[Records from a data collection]
········

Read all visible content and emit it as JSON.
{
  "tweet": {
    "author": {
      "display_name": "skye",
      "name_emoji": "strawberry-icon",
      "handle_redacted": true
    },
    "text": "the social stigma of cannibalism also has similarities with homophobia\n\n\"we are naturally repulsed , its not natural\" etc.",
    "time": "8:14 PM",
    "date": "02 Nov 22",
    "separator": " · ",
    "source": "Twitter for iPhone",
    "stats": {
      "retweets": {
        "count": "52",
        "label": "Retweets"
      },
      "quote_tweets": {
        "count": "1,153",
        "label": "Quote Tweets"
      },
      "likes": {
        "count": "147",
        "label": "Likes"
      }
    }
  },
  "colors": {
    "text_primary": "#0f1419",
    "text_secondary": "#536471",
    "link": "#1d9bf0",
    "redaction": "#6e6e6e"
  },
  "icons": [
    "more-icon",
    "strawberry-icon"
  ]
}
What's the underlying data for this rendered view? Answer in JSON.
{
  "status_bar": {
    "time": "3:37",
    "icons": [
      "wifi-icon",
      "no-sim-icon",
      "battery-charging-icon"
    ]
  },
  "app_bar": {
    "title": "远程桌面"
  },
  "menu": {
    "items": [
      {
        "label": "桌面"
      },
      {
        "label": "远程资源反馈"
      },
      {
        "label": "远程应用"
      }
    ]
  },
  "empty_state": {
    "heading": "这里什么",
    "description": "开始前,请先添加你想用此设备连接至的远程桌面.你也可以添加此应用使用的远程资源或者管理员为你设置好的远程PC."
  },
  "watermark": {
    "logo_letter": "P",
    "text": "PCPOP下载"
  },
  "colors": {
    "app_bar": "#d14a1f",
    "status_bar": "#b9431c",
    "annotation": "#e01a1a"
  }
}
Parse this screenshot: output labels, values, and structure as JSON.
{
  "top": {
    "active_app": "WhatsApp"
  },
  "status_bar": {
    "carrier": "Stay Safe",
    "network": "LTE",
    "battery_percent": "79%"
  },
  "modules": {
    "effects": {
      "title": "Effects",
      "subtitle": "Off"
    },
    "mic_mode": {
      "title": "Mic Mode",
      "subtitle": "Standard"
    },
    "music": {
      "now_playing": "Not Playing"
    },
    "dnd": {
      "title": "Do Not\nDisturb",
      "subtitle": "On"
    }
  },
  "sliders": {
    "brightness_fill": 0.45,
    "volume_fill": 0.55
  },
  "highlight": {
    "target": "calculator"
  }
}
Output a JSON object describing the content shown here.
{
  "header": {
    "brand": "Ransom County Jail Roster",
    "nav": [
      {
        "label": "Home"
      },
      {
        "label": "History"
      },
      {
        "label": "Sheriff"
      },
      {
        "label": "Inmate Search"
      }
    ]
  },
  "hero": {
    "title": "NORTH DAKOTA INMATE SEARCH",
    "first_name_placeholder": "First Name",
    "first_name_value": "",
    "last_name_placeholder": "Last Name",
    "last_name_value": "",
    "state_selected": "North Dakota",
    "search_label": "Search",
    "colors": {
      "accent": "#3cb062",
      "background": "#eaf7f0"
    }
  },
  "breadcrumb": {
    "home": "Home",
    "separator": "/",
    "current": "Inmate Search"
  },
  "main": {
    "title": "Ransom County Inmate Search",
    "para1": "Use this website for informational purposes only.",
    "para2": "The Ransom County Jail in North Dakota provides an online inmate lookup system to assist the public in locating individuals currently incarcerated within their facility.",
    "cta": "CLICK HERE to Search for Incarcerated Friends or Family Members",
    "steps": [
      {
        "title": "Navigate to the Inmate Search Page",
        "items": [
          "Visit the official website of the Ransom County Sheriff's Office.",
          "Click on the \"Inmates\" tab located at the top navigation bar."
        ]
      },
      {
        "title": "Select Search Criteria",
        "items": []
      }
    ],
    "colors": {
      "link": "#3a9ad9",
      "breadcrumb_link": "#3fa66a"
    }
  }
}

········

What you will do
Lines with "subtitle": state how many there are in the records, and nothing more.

Expected answer
3